“The MET is a real tax,” he said. “Some hospitals pay more in (MET) tax than they get for treating Medicaid patients.”
Ahnen said the underpayment for Medicaid services is a significant challenge to hospitals.
Legislators and hospitals need to work together to find “a solution that provides a sustainable means to pay for the Medicaid program,” he said. How the money is allocated is the key, Ahnen noted.
But Morse warned Ahnen that expecting additional revenue beyond what he outlined through his amendment would not happen.
“There is plenty of money in the system to fix what the hospitals want,” Morse said. “To ask for more, that is to go too far.”
The Senate Ways and Means Committee voted unanimously for the proposal, which the Senate will debate May 15.
Tuesday afternoon before the House Ways and Means Committee, proponents of the plan to expand the MET to ambulatory surgical centers, therapist services, free-standing laboratory and radiological services and emergency ambulance services ran into opposition.
The federal government currently allows 19 classes of services to be taxed to enhance Medicaid programs, which 49 states and Washington, D.C. do. New Hampshire currently taxes four of the categories and would add another four under the proposal.
Cordell Johnson of the New Hampshire Municipal Association said the proposal appears to tax municipal ambulance service.
“I would submit that is not the way it should be done,” Johnson said. “I don’t know of any other (state) tax municipalities pay.”
He suggested cities and towns as well as the private ambulance companies they contract with be exempt from the tax.
Opposition also came from representatives of several ambulance companies and laboratories.
Rep. Neal Kurk, R-Weare, who is a co-sponsor of both amendments, suggests the committee adopt both proposals so House and Senate negotiators will have more options to consider.
“The more approaches to solving the problem as we go forward,” Kurk said, “the more likely we will be able to find a solution.”
The House Ways and Means Committee meets Thursday to decide what recommendation to make.

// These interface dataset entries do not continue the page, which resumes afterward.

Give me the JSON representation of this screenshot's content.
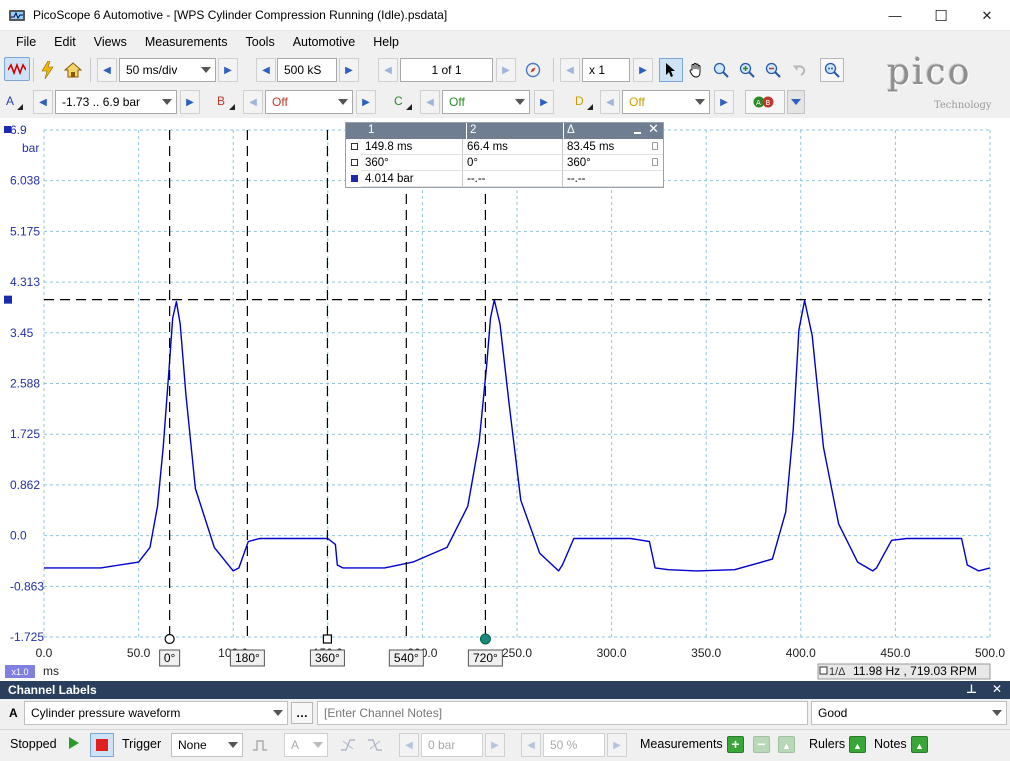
{
  "window": {
    "title": "PicoScope 6 Automotive - [WPS Cylinder Compression Running (Idle).psdata]",
    "minimize": "—",
    "maximize": "☐",
    "close": "✕"
  },
  "menu": [
    "File",
    "Edit",
    "Views",
    "Measurements",
    "Tools",
    "Automotive",
    "Help"
  ],
  "toolbar1": {
    "timebase": "50 ms/div",
    "samples": "500 kS",
    "buffer": "1 of 1",
    "zoom": "x 1"
  },
  "toolbar2": {
    "channel_a": {
      "letter": "A",
      "range": "-1.73 .. 6.9 bar"
    },
    "channel_b": {
      "letter": "B",
      "range": "Off"
    },
    "channel_c": {
      "letter": "C",
      "range": "Off"
    },
    "channel_d": {
      "letter": "D",
      "range": "Off"
    }
  },
  "logo": {
    "brand": "pico",
    "sub": "Technology"
  },
  "chart_data": {
    "type": "line",
    "title": "",
    "xlabel": "ms",
    "ylabel": "bar",
    "xlim": [
      0,
      500
    ],
    "ylim": [
      -1.725,
      6.9
    ],
    "x_ticks": [
      "0.0",
      "50.0",
      "100.0",
      "150.0",
      "200.0",
      "250.0",
      "300.0",
      "350.0",
      "400.0",
      "450.0",
      "500.0"
    ],
    "y_ticks": [
      "6.9",
      "6.038",
      "5.175",
      "4.313",
      "3.45",
      "2.588",
      "1.725",
      "0.862",
      "0.0",
      "-0.863",
      "-1.725"
    ],
    "x_tick_values": [
      0,
      50,
      100,
      150,
      200,
      250,
      300,
      350,
      400,
      450,
      500
    ],
    "y_tick_values": [
      6.9,
      6.038,
      5.175,
      4.313,
      3.45,
      2.588,
      1.725,
      0.862,
      0.0,
      -0.863,
      -1.725
    ],
    "series": [
      {
        "name": "Cylinder pressure waveform",
        "color": "#0000cc",
        "x": [
          0,
          30,
          50,
          56,
          60,
          63,
          66,
          68,
          70,
          72,
          75,
          80,
          90,
          100,
          103,
          108,
          114,
          125,
          140,
          150,
          154,
          155,
          158,
          168,
          180,
          195,
          213,
          224,
          230,
          234,
          236,
          238,
          241,
          246,
          252,
          262,
          272,
          274,
          280,
          290,
          310,
          320,
          323,
          330,
          345,
          365,
          385,
          392,
          396,
          399,
          402,
          406,
          412,
          420,
          430,
          438,
          440,
          448,
          456,
          470,
          480,
          485,
          488,
          494,
          500
        ],
        "y": [
          -0.55,
          -0.55,
          -0.45,
          -0.2,
          0.5,
          1.5,
          2.8,
          3.7,
          3.98,
          3.6,
          2.4,
          0.8,
          -0.2,
          -0.6,
          -0.55,
          -0.1,
          -0.05,
          -0.05,
          -0.05,
          -0.05,
          -0.15,
          -0.5,
          -0.55,
          -0.55,
          -0.55,
          -0.45,
          -0.2,
          0.5,
          1.6,
          2.9,
          3.7,
          4.01,
          3.6,
          2.2,
          0.6,
          -0.3,
          -0.6,
          -0.5,
          -0.05,
          -0.05,
          -0.05,
          -0.1,
          -0.55,
          -0.58,
          -0.6,
          -0.58,
          -0.4,
          0.4,
          1.8,
          3.5,
          4.0,
          3.4,
          1.5,
          0.2,
          -0.45,
          -0.6,
          -0.55,
          -0.08,
          -0.05,
          -0.05,
          -0.05,
          -0.05,
          -0.5,
          -0.6,
          -0.55
        ]
      }
    ],
    "cursors": {
      "vertical_ms": [
        66.4,
        107.5,
        149.8,
        191.5,
        233.3
      ],
      "vertical_labels": [
        "0°",
        "180°",
        "360°",
        "540°",
        "720°"
      ],
      "horizontal_bar": 4.014
    },
    "x_scale_badge": "x1.0",
    "frequency_readout": "11.98 Hz , 719.03 RPM",
    "frequency_badge": "1/Δ"
  },
  "measurement_table": {
    "headers": [
      "1",
      "2",
      "Δ"
    ],
    "rows": [
      [
        "149.8 ms",
        "66.4 ms",
        "83.45 ms"
      ],
      [
        "360°",
        "0°",
        "360°"
      ],
      [
        "4.014 bar",
        "--.--",
        "--.--"
      ]
    ]
  },
  "channel_labels": {
    "title": "Channel Labels",
    "channel": "A",
    "name": "Cylinder pressure waveform",
    "notes_placeholder": "[Enter Channel Notes]",
    "quality": "Good"
  },
  "status": {
    "state": "Stopped",
    "trigger_label": "Trigger",
    "trigger_mode": "None",
    "trigger_channel": "A",
    "threshold": "0 bar",
    "pretrigger": "50 %",
    "measurements": "Measurements",
    "rulers": "Rulers",
    "notes": "Notes"
  }
}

The House votes on the bill May 14.
Established in 1991
The MET was established in 1991. The state used the money generated by the hospital tax to match federal money earmarked for the Disproportionate Share Hospital program for facilities treating a large number of Medicaid patients. The state collected the money and then returned it to the hospitals after the federal match.
In 2009, federal officials said the money returned to hospitals had to align with the number of Medicaid patients treated. When Republicans held super majorities in the House and Senate in 2011, budget writers decided to retain about $130 million a year and eliminate uncompensated care for the state’s largest hospitals.
The hospitals sued. Earlier this month, a Hillsborough County North Superior Court judge ruled the tax was unconstitutional because only hospitals paid the tax when other providers such as surgical centers and laboratories do not.
The state will appeal that decision and a similar ruling for rehabilitation hospitals.